Comparing Methodologies to Improve Security and Reliability of Untrusted Embedded Systems
Monday 1 March 16:45 - 17:15 (Session 3.3)
Dr. Carmelo Loiacono – Field Application Engineer

Nowadays, commodity Operating Systems (OSs) like Linux and Android are widely used in embedded systems. However, these OSs are large, complex and inevitably contain numerous flaws whereby once compromised, an attacker can violate the security and take control of the whole system. A key method for improving the security of these systems to protect against sophisticated attacks is to use hypervisors that guarantee separation between the system software components. A hypervisor that is designed to be secure and reliable from the ground up can provide multiple levels of privilege so that a service with sensitive data could run in an isolated “compartment”, or partition, alongside a service with less sensitive information. In this session, we discuss the advantages of using a hypervisor on critical embedded systems where Linux or Android is present. We also approach the best way to architect secure systems using a Separation Kernel with native applications.

Software Lifecycle Activity Costs for Secure Embedded Systems
Tuesday 2 March 11:00 - 11:30 (Session 6.4)
Marcus Nissemark – Field Application Engineer

Embedded systems need to operate for many years in the field. During the lifetime of the product, there are several lifecycle iterations that need to be considered, especially for safe and secure embedded system. These iterations start already during design and development by choosing the appropriate software architecture components such as a real-time operating system, over the air-update solutions and middleware components. Forming an embedded software architecture that needs to adhere to both functional feature updates as well as security critical patches becomes a critical choice that can have an impact on the lifecycle activities of years to come.
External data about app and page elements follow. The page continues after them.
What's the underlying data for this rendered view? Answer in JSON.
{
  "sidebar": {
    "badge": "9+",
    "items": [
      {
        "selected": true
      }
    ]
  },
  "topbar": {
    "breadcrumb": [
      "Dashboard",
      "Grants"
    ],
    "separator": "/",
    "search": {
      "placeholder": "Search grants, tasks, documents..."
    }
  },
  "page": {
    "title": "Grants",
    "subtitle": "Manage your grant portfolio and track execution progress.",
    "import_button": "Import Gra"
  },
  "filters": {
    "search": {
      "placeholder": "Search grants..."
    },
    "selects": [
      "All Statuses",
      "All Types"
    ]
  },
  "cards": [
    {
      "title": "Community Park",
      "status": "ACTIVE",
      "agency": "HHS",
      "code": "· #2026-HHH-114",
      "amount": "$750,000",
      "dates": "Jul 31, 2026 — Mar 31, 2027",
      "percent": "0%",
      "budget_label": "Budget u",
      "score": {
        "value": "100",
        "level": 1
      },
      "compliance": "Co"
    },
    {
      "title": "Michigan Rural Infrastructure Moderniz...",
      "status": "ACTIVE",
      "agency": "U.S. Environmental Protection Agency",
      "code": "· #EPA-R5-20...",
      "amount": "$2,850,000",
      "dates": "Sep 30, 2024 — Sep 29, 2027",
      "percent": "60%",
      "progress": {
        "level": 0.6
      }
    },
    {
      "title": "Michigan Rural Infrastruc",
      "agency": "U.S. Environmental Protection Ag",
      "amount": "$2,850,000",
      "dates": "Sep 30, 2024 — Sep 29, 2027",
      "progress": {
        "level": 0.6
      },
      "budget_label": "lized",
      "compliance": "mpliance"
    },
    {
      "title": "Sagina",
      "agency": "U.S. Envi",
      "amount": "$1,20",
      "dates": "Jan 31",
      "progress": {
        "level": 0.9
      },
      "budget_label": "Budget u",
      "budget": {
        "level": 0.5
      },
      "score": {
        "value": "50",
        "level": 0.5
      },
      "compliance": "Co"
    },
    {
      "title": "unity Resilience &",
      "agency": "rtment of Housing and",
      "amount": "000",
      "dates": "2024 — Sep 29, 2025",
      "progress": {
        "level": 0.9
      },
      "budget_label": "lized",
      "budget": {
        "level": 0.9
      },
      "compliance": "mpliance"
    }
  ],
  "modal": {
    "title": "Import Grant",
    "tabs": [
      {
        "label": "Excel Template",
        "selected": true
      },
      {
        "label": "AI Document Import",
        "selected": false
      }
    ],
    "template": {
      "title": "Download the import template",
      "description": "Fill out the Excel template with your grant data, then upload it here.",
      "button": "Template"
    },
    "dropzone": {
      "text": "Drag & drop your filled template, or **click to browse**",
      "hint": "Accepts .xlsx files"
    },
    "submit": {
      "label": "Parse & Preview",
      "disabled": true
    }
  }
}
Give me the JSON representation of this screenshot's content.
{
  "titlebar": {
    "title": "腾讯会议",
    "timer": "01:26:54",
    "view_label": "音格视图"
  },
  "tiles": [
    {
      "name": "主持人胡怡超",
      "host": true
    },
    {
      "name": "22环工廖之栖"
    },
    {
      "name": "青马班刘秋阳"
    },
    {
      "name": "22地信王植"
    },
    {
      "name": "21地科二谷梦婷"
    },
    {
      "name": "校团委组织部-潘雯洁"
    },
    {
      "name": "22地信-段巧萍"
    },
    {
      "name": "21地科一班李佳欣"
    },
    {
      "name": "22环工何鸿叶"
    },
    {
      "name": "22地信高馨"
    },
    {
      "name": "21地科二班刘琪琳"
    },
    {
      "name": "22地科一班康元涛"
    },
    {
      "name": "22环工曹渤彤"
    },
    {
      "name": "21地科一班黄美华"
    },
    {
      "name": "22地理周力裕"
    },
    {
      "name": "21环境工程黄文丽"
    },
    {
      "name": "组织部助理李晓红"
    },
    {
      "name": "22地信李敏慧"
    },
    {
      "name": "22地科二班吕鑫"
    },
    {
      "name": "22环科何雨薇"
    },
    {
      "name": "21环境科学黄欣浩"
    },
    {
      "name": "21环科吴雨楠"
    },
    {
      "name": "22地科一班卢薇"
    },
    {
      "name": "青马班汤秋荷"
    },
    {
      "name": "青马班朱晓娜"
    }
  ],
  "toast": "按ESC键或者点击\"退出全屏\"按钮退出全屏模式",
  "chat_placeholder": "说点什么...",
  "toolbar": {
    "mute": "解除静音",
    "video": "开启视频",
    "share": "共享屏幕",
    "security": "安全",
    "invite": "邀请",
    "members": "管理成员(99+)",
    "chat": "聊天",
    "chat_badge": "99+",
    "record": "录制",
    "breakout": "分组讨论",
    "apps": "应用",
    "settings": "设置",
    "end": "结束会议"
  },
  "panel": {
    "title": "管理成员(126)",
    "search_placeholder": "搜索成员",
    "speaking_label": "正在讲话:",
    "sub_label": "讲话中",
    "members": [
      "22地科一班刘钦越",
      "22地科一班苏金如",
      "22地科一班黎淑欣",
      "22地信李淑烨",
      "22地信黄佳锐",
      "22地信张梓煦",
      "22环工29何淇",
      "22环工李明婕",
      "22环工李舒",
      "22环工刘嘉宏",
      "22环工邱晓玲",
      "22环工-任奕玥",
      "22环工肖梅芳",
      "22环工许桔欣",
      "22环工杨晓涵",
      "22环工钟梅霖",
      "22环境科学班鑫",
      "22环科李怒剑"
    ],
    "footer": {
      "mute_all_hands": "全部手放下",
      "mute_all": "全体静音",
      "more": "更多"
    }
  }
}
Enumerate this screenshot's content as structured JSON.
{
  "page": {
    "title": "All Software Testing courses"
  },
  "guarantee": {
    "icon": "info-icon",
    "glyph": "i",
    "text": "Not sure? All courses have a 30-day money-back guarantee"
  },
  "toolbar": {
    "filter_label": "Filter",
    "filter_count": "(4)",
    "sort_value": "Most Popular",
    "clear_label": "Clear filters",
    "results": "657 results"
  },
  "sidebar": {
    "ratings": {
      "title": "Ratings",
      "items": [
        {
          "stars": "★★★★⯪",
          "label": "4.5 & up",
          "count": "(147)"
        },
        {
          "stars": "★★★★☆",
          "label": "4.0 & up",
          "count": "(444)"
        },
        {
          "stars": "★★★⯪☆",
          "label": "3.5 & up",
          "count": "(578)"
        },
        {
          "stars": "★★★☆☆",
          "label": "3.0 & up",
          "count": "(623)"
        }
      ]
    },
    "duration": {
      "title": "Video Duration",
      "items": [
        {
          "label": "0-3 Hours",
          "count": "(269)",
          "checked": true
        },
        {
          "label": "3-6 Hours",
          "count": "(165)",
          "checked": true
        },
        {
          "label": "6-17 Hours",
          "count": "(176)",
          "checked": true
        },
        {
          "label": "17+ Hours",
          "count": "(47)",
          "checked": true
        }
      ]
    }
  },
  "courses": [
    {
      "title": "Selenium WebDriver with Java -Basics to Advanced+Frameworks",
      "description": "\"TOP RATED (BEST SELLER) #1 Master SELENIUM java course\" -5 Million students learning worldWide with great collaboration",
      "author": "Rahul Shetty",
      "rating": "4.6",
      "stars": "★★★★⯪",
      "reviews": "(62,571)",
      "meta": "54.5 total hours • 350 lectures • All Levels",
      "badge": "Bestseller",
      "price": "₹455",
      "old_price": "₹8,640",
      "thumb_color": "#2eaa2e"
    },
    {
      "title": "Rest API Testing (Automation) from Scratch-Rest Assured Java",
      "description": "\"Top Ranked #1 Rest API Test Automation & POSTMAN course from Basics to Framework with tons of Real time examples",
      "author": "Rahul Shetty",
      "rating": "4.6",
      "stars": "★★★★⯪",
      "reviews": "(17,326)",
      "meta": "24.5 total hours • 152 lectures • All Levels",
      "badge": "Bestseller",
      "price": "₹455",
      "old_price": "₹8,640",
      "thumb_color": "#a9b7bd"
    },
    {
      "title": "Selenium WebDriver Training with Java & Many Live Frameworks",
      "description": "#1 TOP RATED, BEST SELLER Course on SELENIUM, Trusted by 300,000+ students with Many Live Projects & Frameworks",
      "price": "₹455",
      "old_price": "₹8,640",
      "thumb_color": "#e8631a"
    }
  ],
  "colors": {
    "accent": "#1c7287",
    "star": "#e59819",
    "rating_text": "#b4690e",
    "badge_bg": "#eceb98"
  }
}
This talk will look at some of these activities that can arise over the lifetime of an embedded system and discuss appropriate software architecture approaches that can mitigate some of the costs related to these activities.

Advanced Compiler Optimizations for the Smallest, Fastest Code
Thursday 4 March 16:45 - 17:15 (Session 6.12)
Greg Davis – Director of Engineering, Compilers

Embedded software developers, much more so than other software engineers, are concerned with their software at multiple levels. Since these days the vast majority of code is written in high level languages, the translation process between high level languages and machine assembly code, known as compilation, is crucial. Compiler technology has not yet run it course, and new cutting-edge optimizations have made enormous execution and code size savings. This talk will survey some of my favorite optimizations: some are old, but highly effective, while others are virtually unknown outside of the community of compiler developers.

Hack Proofing Your C/C++ Code
Thursday 4 March 17:15 - 17:45 (Session 6.12)
Greg Davis – Director of Engineering, Compilers

While 85% of embedded designs use C and C++, these languages are notorious for allowing unsafe code practices that give hackers a way to attack. This talk shows exactly how to keep your internet-connected product safe by writing your code properly the first time. Well-proven tools and techniques can be used to augment any software design paradigm and to effectively hack-proof your code. Techniques include coding conventions, automatic run-time error checking, manual compile-time and run-time assertions, static analysis, and the most common mistakes to avoid.

For more information and to register for the embedded world conference, click here.

Meet Us

To request a meeting with the Green Hills team, click here. Once you have submitted the form, we will contact you to confirm the meeting appointment.

To register for the exhibition click here to receive your free-of-charge exhibition ticket in advance.

To register for the conference, click here.